The records appear below. Copy each one exactly.
(Record extracts Opens)
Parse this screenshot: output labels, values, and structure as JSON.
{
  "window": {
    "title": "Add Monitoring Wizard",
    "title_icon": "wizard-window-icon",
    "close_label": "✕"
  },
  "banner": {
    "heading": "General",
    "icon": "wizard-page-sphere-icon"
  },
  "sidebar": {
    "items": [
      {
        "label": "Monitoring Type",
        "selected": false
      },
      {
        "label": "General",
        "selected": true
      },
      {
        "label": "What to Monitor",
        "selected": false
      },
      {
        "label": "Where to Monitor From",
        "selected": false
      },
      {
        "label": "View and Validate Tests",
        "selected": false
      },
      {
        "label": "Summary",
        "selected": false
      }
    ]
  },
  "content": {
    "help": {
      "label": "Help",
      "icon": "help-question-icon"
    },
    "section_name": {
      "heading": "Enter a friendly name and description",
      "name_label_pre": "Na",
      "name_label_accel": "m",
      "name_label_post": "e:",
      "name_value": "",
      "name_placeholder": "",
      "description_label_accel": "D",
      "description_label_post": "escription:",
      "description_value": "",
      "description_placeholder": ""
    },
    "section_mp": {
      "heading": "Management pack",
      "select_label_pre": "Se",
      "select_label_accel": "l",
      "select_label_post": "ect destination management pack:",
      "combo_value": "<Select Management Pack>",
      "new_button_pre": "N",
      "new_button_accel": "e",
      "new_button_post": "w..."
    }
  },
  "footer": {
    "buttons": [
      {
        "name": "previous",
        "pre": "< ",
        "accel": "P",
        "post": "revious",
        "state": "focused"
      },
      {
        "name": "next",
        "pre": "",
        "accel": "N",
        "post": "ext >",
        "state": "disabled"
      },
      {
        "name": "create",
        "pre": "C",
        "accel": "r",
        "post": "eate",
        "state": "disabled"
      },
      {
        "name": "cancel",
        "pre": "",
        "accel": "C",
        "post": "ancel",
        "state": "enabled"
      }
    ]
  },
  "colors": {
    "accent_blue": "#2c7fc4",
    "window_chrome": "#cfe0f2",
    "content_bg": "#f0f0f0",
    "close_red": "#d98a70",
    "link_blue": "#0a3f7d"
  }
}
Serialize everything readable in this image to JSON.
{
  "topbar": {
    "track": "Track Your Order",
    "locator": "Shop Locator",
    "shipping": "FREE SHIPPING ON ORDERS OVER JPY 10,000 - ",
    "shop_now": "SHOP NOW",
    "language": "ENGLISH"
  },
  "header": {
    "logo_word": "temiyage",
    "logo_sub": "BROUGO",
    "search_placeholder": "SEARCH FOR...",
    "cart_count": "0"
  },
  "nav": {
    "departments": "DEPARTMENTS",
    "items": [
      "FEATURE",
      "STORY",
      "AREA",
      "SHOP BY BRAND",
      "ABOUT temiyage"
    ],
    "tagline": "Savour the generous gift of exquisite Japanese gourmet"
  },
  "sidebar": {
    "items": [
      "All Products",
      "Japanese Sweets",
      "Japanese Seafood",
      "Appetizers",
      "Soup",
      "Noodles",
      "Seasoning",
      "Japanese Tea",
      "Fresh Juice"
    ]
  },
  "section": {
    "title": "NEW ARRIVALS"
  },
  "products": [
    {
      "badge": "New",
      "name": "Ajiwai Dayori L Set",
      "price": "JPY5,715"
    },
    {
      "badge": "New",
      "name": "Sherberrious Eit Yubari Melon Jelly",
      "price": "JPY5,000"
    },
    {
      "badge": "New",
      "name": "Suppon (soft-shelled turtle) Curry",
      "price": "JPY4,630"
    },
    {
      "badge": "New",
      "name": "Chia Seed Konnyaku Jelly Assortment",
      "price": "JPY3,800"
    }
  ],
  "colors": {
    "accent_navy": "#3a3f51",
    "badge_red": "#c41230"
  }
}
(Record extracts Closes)
Solution for this task:
Parse this screenshot: output labels, values, and structure as JSON.
{
  "window": {
    "title": "Add Monitoring Wizard",
    "title_icon": "wizard-window-icon",
    "close_label": "✕"
  },
  "banner": {
    "heading": "General",
    "icon": "wizard-page-sphere-icon"
  },
  "sidebar": {
    "items": [
      {
        "label": "Monitoring Type",
        "selected": false
      },
      {
        "label": "General",
        "selected": true
      },
      {
        "label": "What to Monitor",
        "selected": false
      },
      {
        "label": "Where to Monitor From",
        "selected": false
      },
      {
        "label": "View and Validate Tests",
        "selected": false
      },
      {
        "label": "Summary",
        "selected": false
      }
    ]
  },
  "content": {
    "help": {
      "label": "Help",
      "icon": "help-question-icon"
    },
    "section_name": {
      "heading": "Enter a friendly name and description",
      "name_label_pre": "Na",
      "name_label_accel": "m",
      "name_label_post": "e:",
      "name_value": "",
      "name_placeholder": "",
      "description_label_accel": "D",
      "description_label_post": "escription:",
      "description_value": "",
      "description_placeholder": ""
    },
    "section_mp": {
      "heading": "Management pack",
      "select_label_pre": "Se",
      "select_label_accel": "l",
      "select_label_post": "ect destination management pack:",
      "combo_value": "<Select Management Pack>",
      "new_button_pre": "N",
      "new_button_accel": "e",
      "new_button_post": "w..."
    }
  },
  "footer": {
    "buttons": [
      {
        "name": "previous",
        "pre": "< ",
        "accel": "P",
        "post": "revious",
        "state": "focused"
      },
      {
        "name": "next",
        "pre": "",
        "accel": "N",
        "post": "ext >",
        "state": "disabled"
      },
      {
        "name": "create",
        "pre": "C",
        "accel": "r",
        "post": "eate",
        "state": "disabled"
      },
      {
        "name": "cancel",
        "pre": "",
        "accel": "C",
        "post": "ancel",
        "state": "enabled"
      }
    ]
  },
  "colors": {
    "accent_blue": "#2c7fc4",
    "window_chrome": "#cfe0f2",
    "content_bg": "#f0f0f0",
    "close_red": "#d98a70",
    "link_blue": "#0a3f7d"
  }
}
Serialize everything readable in this image to JSON.
{
  "topbar": {
    "track": "Track Your Order",
    "locator": "Shop Locator",
    "shipping": "FREE SHIPPING ON ORDERS OVER JPY 10,000 - ",
    "shop_now": "SHOP NOW",
    "language": "ENGLISH"
  },
  "header": {
    "logo_word": "temiyage",
    "logo_sub": "BROUGO",
    "search_placeholder": "SEARCH FOR...",
    "cart_count": "0"
  },
  "nav": {
    "departments": "DEPARTMENTS",
    "items": [
      "FEATURE",
      "STORY",
      "AREA",
      "SHOP BY BRAND",
      "ABOUT temiyage"
    ],
    "tagline": "Savour the generous gift of exquisite Japanese gourmet"
  },
  "sidebar": {
    "items": [
      "All Products",
      "Japanese Sweets",
      "Japanese Seafood",
      "Appetizers",
      "Soup",
      "Noodles",
      "Seasoning",
      "Japanese Tea",
      "Fresh Juice"
    ]
  },
  "section": {
    "title": "NEW ARRIVALS"
  },
  "products": [
    {
      "badge": "New",
      "name": "Ajiwai Dayori L Set",
      "price": "JPY5,715"
    },
    {
      "badge": "New",
      "name": "Sherberrious Eit Yubari Melon Jelly",
      "price": "JPY5,000"
    },
    {
      "badge": "New",
      "name": "Suppon (soft-shelled turtle) Curry",
      "price": "JPY4,630"
    },
    {
      "badge": "New",
      "name": "Chia Seed Konnyaku Jelly Assortment",
      "price": "JPY3,800"
    }
  ],
  "colors": {
    "accent_navy": "#3a3f51",
    "badge_red": "#c41230"
  }
}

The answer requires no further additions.